Big Loss in Monte Carlo
A few weeks ago, I went to Monte Carlo to play in the European Poker Tour (EPT) Championship event. It was a $10,000 buy-in poker tournament, and we had almost 700 runners play, with a first prize of 1.8 million Euros (more than $2 million). I was excited to be there, and pumped up to play some great poker. But before we get to the tournament, let me admit that I had the biggest loss of my life over there.
While I was walking through the famous lobby of the Hotel de Paris, I ran into Patrick Antonius and Phil Ivey. I am always looking for good energy, and I thought that it might be a good omen that the Hotel de Paris had PH logo hats and PH logo bathrobes. Antonius and Ivey were playing Chinese poker, which is like flipping coins in that there isn’t much skill involved in the game. I sat down and joined them, but requested that we play for “only” $1,000 a point. When I was down 76 points, I asked to play for $2,000 a point. A few hours later, Antonius quit, and we went to Ivey’s suite to order room service (they wouldn’t serve us in the lobby) while we played. Things got ugly, and by 10 a.m. I was forced to quit, down a whopping $536,000.
I had to ask: why didn’t I walk in to the hotel 20 minutes earlier and miss the boys? This was the biggest loss of my life five times over: Ten years ago, I lost $110,000 of my own money. How could I lose that much “flipping coins” while not even playing a game of skill? So much for the PH logo being a good omen; but still, I could come out of this way ahead, if only I could finish in the final four in the EPT Championship event.
I showed up the very next day (for Day 1 of the EPT) at 7 p.m. Of course, the tournament started at 2 p.m., but I didn’t seem to care.

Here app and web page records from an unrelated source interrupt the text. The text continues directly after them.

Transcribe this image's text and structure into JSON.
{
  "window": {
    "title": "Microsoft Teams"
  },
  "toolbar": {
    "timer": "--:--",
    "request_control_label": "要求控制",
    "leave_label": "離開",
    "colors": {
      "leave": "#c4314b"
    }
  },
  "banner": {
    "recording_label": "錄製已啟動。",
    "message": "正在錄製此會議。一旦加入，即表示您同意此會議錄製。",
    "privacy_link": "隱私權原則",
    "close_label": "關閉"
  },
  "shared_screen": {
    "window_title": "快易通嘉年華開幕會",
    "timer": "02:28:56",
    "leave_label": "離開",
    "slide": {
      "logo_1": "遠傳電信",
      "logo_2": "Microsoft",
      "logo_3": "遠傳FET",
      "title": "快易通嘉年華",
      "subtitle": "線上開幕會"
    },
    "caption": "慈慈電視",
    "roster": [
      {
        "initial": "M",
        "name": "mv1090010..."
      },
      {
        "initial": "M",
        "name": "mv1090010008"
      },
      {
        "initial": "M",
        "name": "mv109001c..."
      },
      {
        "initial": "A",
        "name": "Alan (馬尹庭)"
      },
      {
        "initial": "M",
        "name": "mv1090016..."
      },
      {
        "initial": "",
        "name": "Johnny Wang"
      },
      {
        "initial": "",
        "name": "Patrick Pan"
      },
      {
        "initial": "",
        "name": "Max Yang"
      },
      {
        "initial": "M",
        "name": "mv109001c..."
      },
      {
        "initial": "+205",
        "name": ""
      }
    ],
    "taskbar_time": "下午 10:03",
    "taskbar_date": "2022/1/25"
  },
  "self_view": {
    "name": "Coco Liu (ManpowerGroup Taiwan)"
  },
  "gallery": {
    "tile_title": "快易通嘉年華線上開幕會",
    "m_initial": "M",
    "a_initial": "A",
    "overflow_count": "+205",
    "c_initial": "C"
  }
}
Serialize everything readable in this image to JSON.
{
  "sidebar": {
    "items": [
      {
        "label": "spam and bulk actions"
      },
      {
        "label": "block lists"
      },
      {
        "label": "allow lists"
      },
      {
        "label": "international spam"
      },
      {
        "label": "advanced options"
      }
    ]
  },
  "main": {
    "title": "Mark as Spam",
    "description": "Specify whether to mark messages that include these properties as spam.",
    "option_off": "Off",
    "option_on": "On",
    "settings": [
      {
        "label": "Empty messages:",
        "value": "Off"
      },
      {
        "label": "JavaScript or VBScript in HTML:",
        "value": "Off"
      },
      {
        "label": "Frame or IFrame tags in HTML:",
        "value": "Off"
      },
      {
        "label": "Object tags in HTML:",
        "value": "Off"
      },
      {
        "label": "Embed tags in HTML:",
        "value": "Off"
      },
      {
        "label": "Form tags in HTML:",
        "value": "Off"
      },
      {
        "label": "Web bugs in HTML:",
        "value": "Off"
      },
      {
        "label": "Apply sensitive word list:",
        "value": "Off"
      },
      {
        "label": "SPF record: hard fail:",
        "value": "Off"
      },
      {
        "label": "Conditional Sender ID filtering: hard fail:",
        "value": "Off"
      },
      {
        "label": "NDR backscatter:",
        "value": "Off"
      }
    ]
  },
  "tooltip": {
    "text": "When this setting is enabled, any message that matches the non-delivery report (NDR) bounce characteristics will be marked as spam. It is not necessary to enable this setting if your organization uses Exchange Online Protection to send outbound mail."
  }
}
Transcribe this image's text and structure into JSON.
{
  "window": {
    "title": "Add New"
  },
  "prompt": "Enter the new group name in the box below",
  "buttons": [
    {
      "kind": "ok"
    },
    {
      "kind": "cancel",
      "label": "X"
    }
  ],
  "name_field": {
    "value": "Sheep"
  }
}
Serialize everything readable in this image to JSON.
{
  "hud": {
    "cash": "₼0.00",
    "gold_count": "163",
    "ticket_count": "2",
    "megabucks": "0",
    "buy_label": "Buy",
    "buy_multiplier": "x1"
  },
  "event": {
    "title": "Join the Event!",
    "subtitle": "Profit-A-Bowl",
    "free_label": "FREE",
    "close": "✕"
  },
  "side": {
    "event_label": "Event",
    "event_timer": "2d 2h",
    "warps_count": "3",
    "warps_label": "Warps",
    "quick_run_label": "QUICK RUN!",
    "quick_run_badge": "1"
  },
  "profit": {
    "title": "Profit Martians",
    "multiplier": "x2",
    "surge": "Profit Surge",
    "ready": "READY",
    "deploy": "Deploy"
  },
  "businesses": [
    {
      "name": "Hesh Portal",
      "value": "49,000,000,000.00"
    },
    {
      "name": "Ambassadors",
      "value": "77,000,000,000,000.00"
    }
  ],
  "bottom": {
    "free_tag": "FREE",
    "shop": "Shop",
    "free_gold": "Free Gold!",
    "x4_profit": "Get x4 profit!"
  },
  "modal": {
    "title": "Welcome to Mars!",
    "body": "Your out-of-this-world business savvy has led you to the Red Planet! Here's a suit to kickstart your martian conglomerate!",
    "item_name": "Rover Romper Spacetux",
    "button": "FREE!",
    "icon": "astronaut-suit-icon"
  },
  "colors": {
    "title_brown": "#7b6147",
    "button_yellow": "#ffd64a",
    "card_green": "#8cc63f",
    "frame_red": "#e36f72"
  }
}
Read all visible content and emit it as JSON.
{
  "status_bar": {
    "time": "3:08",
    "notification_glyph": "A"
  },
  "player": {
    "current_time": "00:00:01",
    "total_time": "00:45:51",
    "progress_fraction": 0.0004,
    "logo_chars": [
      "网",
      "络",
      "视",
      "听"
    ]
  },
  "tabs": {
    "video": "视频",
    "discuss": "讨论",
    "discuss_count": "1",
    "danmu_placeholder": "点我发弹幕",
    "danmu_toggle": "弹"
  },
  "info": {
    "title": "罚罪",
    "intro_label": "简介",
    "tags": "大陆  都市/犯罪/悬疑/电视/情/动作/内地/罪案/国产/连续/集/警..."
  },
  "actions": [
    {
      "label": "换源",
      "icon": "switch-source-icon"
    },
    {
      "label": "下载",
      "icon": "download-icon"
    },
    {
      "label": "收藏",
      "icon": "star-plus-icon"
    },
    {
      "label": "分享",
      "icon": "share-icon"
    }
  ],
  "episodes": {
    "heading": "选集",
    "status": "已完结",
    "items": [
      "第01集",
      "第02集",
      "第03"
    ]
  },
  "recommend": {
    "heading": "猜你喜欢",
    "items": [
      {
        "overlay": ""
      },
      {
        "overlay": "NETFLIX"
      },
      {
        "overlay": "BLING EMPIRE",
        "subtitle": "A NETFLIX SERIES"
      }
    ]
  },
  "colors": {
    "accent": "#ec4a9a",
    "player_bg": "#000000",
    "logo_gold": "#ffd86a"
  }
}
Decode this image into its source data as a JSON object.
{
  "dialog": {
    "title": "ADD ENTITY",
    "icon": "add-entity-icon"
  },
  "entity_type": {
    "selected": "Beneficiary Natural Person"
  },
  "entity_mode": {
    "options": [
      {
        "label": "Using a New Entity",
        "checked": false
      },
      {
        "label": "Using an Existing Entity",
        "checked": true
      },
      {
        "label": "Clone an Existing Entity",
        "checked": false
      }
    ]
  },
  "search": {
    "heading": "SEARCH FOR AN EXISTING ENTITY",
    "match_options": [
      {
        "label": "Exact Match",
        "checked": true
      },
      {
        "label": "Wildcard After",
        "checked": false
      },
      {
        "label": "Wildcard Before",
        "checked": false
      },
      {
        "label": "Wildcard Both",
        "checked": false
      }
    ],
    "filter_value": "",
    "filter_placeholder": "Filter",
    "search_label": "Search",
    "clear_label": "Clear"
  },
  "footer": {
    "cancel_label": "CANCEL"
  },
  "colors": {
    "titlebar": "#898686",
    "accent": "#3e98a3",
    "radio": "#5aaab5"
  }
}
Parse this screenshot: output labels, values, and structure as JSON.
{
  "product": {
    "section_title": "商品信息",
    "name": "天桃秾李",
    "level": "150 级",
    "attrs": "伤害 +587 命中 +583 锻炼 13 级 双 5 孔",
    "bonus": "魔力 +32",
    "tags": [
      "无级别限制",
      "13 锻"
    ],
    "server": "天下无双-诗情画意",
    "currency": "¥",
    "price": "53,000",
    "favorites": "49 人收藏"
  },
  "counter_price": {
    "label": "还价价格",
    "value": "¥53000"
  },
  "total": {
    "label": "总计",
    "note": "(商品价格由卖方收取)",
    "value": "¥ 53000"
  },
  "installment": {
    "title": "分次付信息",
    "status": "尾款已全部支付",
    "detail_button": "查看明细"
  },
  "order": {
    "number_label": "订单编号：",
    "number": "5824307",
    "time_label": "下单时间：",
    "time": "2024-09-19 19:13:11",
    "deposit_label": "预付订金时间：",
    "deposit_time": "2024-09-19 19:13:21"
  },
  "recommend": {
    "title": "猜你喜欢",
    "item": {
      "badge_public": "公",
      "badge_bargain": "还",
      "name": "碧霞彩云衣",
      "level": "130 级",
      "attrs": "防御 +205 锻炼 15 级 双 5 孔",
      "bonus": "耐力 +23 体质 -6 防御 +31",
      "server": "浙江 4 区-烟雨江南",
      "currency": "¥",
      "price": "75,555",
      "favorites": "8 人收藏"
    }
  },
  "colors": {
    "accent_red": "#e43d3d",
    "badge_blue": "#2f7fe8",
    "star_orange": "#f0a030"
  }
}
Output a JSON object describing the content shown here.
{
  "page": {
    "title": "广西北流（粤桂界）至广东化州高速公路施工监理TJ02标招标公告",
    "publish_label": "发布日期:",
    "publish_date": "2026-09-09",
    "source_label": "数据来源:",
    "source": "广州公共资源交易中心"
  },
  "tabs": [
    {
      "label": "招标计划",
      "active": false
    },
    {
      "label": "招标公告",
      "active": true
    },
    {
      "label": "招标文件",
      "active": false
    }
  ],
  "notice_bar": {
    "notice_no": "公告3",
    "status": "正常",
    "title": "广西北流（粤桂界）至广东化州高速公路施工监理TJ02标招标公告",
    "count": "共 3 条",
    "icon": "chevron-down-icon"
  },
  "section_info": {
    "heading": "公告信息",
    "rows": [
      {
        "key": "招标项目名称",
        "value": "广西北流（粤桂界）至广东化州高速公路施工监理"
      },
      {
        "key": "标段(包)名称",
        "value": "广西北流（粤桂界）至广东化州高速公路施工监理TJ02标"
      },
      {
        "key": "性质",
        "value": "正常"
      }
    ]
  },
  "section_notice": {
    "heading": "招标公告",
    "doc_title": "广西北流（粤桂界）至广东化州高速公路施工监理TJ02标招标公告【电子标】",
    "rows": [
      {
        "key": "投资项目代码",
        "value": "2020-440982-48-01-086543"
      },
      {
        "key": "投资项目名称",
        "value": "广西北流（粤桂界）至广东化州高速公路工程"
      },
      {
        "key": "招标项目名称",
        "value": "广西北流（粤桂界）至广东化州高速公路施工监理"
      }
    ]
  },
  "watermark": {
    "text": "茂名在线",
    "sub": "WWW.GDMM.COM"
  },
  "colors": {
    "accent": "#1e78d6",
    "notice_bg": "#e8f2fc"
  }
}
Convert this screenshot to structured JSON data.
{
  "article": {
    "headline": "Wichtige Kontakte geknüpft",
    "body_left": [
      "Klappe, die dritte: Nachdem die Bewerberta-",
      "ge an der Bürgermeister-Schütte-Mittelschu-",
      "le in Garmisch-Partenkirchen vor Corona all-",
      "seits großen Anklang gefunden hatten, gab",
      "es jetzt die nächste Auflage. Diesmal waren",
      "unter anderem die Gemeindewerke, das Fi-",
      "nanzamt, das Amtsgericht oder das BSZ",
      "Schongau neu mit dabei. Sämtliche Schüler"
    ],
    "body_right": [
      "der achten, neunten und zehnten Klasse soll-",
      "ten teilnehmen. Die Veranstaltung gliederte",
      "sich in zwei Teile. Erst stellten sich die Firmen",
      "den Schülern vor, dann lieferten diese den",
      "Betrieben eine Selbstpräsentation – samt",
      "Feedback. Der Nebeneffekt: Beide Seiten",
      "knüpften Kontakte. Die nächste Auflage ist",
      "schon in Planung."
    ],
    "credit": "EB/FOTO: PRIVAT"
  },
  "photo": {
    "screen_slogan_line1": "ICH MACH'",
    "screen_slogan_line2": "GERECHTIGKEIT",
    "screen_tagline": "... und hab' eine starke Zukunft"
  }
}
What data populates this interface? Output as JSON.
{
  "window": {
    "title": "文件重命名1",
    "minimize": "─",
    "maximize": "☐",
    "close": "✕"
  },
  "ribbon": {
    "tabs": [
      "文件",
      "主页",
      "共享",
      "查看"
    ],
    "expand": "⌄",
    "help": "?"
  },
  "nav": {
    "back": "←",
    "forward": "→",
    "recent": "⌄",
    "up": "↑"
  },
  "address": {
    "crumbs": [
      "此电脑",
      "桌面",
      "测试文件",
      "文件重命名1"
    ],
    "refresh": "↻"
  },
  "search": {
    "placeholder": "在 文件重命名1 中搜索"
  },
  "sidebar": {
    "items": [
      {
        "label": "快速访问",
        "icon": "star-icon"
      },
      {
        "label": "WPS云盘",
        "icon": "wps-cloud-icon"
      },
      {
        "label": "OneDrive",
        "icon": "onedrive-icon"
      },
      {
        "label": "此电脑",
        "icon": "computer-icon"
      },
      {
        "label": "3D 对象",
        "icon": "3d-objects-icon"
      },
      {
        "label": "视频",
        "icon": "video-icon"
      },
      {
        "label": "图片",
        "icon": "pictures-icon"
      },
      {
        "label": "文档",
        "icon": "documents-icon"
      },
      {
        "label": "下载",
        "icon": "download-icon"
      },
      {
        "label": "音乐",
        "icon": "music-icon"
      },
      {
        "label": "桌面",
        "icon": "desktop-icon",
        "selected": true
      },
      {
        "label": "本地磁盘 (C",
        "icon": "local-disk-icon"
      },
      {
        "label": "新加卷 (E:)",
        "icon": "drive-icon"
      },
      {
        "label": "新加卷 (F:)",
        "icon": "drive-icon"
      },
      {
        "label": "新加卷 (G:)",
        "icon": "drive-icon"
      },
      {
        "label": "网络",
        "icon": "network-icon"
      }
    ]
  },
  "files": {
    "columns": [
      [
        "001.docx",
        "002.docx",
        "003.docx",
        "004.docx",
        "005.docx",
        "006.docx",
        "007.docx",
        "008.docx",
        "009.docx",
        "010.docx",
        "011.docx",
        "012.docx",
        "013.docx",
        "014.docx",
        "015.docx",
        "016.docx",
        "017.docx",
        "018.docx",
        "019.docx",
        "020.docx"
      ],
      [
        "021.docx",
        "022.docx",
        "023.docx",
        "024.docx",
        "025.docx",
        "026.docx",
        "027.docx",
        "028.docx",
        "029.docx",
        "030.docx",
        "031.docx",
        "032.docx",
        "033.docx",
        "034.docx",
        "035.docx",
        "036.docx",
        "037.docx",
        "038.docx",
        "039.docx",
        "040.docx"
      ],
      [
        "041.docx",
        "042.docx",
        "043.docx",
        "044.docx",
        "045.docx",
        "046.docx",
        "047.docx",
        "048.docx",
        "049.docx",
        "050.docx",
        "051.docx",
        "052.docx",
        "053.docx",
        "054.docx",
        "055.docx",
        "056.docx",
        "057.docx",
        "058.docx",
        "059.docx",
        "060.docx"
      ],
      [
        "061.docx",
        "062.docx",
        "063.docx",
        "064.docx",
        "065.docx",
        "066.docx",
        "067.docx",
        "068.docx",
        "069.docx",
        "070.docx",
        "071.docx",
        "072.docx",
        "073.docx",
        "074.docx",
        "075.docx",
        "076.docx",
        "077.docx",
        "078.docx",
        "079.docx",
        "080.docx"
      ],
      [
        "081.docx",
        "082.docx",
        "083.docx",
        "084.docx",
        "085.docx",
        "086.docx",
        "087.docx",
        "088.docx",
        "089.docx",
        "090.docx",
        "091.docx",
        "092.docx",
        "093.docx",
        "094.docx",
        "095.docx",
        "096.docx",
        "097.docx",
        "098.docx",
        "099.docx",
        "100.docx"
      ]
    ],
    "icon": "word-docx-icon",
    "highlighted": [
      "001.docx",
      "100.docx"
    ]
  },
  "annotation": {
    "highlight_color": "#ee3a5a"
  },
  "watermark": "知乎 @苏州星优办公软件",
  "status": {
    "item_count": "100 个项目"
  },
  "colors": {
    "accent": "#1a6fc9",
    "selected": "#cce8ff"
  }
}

I was still shell-shocked from the night before. At this point, I caught a break when the tournament directors couldn’t find my seat number (I’m sure that they didn’t expect anyone five hours late), and they told me that I needed to play on Day 2 instead. I didn’t care about catching a break, I was ready to play right then and there, but I didn’t complain (realizing on some level that I had caught a break). So I walked back to my hotel with the thought of trying to cool myself down (and prepare myself mentally) to play 17 hours later. I couldn’t let the worst loss of my life by far stop me, could I? What was I made of? Was I a champion or a dog? It was time to show my mettle!
On Day 2, I showed up a mere 90 minutes late, but I was feeling much better. I had just donated $50,000 to charity ($25,000 to Doctors Without Borders and $25,000 to the Heifer Foundation). If I was going to go through this much money playing Chinese poker, then the least I could do was donate 10 percent of that total to charity! I think that this inspired me a bit; it certainly made me feel better about myself. I came in ready to play great poker, I came in ready to win the tournament. I mean, why not have the biggest win of my life? As I navigated through the day, two bad things happened to me. First, I picked up K-K, and ran into A-A. Then I picked up Q-Q, and ran into A-A (I still made it through the day).
Here’s a key hand on Day 1 went around with:
With the blinds at $1,000-$2,000, I picked up K-K, and made it $3,000 to go. Player A, right behind me, made it $12,000 to go. I looked at him and immediately thought, “He has pocket aces.” But I refused to believe that it could happen again. Twice in two days, no way! There is a word for it: impossible. I was moving all-in for my last $60,000, period. So I took an extra 30 seconds (counted to myself) to sell the hand, and then I announced, “I’m all-in.”
My opponent jumped out of his seat, and pulled his earphones off, and then I knew that he had pocket aces. Could this be really happening? K-K, K-K, and Q-Q in two days, all go down to aces?
The flop was a good one, As-7s-3s; I now had the flush draw with my Ks. All I needed was a spade. After two blanks, I went crazy whining about my bad luck, kings, kings and queens, etc. The cameras rolled, and I showed my full anger and frustration for European television. I told myself that even though I used to love Monte Carlo, how could I ever come back? $536,000 to Ivey, and then I play way above the rim for two days and run into this nonsense? Call me superstitious, but I crossed the border into Italy (by car) by 11 p.m. that very night!
Could I have folded my hand here? I could have been a hero and laid it down, but I’m not looking back thinking, “I should have folded.” I’m looking back and feeling like I didn’t have much choice. It’s so hard to fold K-K pre-flop that I didn’t even listen to my instincts. Too bad.
Folding pocket kings before the flop in most tournaments is:
B) Nearly impossible
C) Usually the wrong move
D) All of the above.